You don’t have to listen to them on either of these questions. If they say things that you completely disagree with, that’s fine, but they might show you stuff you hadn’t thought of to begin with. 

Examine your finances.

  1. Do I need to be earning money right now?
  2. If so, what is the bare minimum I need to be earning, and how can I get that coming through the door so that I can keep thinking about what I want to be doing long-term?

Put yourself out there. 

It’s really hard when we’ve lost something as we can feel scared and confused, and so we tend to retreat. My biggest piece of advice would be to put yourself out there in some small way.

If you find it’s more comfortable for you to do that online dedicate sometime to you LinkedIn, Twitter, Instagram, or wherever you have your professional community. Chat to people, congratulate others on what’s happening for them, ask questions, be curious, and respond to blogs and posts with comments.

If you are better in person make a list of people you would like to have a virtual coffee with, and reach out. I think in this particular time people are very responsive to, and are aware that it’s a hard time.

Now is a time to be honest.

I’d be honest and email people to say: “I am moving on from a job I was in, I’m looking at new opportunities, and I would really appreciate half an hour of your time to chat through what I could be doing.”

Call them in as often people are sitting on stuff that they’re not even aware of, but in talking to you it will ping an idea (e.g. have you thought of, I should connect you with), and you will start creating opportunities for yourself.

You can always do the practical stuff of looking at the job boards, talking to recruiters, emailing companies you want to be working with.
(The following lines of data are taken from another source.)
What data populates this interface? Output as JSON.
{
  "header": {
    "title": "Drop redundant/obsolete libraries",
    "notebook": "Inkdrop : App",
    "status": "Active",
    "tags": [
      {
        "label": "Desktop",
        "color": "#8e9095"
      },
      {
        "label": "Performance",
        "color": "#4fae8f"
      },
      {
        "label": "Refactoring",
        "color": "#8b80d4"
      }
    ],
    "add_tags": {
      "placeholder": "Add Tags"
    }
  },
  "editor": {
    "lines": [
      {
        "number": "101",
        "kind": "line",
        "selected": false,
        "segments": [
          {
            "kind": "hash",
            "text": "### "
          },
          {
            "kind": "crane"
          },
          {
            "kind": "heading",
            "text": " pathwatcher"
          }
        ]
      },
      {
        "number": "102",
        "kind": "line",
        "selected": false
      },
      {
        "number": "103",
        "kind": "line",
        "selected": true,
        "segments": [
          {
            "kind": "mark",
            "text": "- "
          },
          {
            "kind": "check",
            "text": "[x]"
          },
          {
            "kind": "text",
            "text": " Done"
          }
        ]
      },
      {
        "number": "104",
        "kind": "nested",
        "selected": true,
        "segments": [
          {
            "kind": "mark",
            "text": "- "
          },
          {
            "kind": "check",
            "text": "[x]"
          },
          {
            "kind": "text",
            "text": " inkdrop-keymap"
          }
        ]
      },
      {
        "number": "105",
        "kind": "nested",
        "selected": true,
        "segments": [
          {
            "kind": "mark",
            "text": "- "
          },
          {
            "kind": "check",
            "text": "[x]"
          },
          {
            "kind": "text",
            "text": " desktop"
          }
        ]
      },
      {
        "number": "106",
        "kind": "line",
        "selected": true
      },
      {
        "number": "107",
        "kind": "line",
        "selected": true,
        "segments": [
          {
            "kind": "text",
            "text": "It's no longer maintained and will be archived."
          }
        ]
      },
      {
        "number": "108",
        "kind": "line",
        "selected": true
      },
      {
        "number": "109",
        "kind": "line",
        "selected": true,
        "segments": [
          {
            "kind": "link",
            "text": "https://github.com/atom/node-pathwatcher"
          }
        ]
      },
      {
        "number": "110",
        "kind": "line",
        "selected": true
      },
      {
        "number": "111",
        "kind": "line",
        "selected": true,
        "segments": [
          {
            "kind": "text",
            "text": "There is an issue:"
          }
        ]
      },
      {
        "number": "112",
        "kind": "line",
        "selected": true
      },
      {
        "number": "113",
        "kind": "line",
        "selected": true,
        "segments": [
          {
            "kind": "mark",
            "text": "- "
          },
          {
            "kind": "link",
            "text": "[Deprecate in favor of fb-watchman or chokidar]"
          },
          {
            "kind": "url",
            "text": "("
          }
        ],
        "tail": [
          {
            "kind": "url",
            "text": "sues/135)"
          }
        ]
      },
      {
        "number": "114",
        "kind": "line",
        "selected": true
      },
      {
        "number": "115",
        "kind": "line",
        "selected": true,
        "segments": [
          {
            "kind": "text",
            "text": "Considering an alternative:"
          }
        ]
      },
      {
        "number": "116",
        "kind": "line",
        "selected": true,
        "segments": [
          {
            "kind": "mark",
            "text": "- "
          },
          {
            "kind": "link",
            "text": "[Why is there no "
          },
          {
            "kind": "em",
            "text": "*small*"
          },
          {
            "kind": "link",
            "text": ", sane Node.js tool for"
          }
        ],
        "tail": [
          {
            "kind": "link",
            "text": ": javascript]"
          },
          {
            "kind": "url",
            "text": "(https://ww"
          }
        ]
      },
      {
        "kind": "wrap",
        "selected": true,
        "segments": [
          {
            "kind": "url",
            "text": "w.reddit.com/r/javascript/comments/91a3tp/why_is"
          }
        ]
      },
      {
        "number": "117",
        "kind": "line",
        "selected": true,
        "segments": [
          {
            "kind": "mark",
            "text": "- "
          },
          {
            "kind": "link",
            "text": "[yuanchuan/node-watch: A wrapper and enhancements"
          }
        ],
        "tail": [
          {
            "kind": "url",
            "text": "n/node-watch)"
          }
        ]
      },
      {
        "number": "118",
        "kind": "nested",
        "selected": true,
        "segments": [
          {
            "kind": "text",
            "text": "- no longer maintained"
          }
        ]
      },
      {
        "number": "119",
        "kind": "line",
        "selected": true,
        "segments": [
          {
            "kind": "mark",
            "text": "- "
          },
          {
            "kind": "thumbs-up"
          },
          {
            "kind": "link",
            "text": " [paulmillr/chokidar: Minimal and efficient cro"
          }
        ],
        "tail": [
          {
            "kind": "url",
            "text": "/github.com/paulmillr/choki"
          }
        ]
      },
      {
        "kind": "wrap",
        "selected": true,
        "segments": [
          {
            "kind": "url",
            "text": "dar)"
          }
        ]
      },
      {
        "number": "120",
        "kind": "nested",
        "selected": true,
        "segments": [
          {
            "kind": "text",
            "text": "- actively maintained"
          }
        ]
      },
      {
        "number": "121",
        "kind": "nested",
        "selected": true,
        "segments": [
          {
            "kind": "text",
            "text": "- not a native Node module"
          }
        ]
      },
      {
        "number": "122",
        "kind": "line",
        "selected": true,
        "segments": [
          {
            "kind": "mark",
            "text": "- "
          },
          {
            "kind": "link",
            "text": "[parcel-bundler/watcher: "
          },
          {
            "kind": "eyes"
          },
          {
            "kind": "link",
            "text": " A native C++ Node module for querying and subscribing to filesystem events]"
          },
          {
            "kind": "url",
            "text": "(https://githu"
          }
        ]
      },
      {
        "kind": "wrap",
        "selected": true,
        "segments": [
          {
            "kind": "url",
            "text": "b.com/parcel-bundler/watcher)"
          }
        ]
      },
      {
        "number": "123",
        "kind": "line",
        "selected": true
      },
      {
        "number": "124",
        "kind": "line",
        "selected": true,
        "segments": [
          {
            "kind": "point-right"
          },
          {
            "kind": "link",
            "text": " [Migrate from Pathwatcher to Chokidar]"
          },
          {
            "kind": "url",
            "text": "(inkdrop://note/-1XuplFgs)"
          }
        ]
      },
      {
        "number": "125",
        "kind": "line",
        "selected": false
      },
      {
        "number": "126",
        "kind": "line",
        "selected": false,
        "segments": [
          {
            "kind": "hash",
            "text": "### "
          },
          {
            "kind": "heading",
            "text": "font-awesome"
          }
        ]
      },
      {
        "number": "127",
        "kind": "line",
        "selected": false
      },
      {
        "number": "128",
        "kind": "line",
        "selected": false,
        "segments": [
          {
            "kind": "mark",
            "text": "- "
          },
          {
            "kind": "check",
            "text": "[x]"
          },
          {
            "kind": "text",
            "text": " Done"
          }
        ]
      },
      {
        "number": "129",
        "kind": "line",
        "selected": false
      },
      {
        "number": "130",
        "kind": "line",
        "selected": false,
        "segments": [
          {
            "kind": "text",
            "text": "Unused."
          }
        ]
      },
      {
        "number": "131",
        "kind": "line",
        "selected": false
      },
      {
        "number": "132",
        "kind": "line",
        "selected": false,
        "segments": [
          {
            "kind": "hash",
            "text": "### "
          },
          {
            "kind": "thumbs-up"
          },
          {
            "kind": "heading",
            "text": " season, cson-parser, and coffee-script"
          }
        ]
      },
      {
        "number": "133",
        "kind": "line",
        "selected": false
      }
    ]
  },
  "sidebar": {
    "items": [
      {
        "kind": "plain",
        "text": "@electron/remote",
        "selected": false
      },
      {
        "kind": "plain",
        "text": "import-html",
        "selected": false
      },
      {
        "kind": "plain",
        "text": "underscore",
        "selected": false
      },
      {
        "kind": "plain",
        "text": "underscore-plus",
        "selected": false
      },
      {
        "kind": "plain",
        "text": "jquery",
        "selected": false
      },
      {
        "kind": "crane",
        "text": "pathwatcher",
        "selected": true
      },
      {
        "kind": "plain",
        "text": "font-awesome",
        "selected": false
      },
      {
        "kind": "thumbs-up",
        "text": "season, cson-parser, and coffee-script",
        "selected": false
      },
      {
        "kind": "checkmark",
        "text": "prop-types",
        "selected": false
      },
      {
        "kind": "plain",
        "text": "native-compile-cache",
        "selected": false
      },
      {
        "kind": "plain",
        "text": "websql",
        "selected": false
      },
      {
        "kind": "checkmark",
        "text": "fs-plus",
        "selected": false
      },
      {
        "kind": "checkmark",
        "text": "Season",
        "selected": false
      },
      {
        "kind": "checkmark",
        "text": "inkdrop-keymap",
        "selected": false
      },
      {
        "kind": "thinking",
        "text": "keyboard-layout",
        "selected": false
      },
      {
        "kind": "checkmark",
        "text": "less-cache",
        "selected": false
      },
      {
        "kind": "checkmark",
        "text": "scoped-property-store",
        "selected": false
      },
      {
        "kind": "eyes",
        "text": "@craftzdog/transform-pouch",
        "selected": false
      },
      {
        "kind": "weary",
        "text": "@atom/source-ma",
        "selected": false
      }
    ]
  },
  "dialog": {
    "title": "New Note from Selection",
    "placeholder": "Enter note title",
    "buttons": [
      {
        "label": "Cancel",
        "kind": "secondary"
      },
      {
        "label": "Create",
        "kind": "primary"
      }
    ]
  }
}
That’s all good, but I’d also always go back to your network and how you build and grow that. 

Anything else?

Remember that as with all situations this too shall pass. 

You’re not going to be in this situation forever. Things are always going to change, and this is your opportunity to experiment, play, and create positive change for yourself. 

Harriet Minter is a Journalist and Life Coach with Electric Woman who offer 1-1 life coaching. You can check out their website here and their Instagram here.

Head to our other features on coping with unemployment during a pandemic:

➡️ Five tips for emotional resilience from coaching psychologist Megan Woodward

➡️ Practical advice from HR consultant Hilary Culkin

➡️ Our podcast on unemployment with renowned psychotherapist Gabrielle Rifkind

➡️ Overview of unemployment during the pandemic

How has your job been affected by COVID-19? Do you have any tips to share with the TMIK community? Get in touch with us at hello@thismuchiknow.news.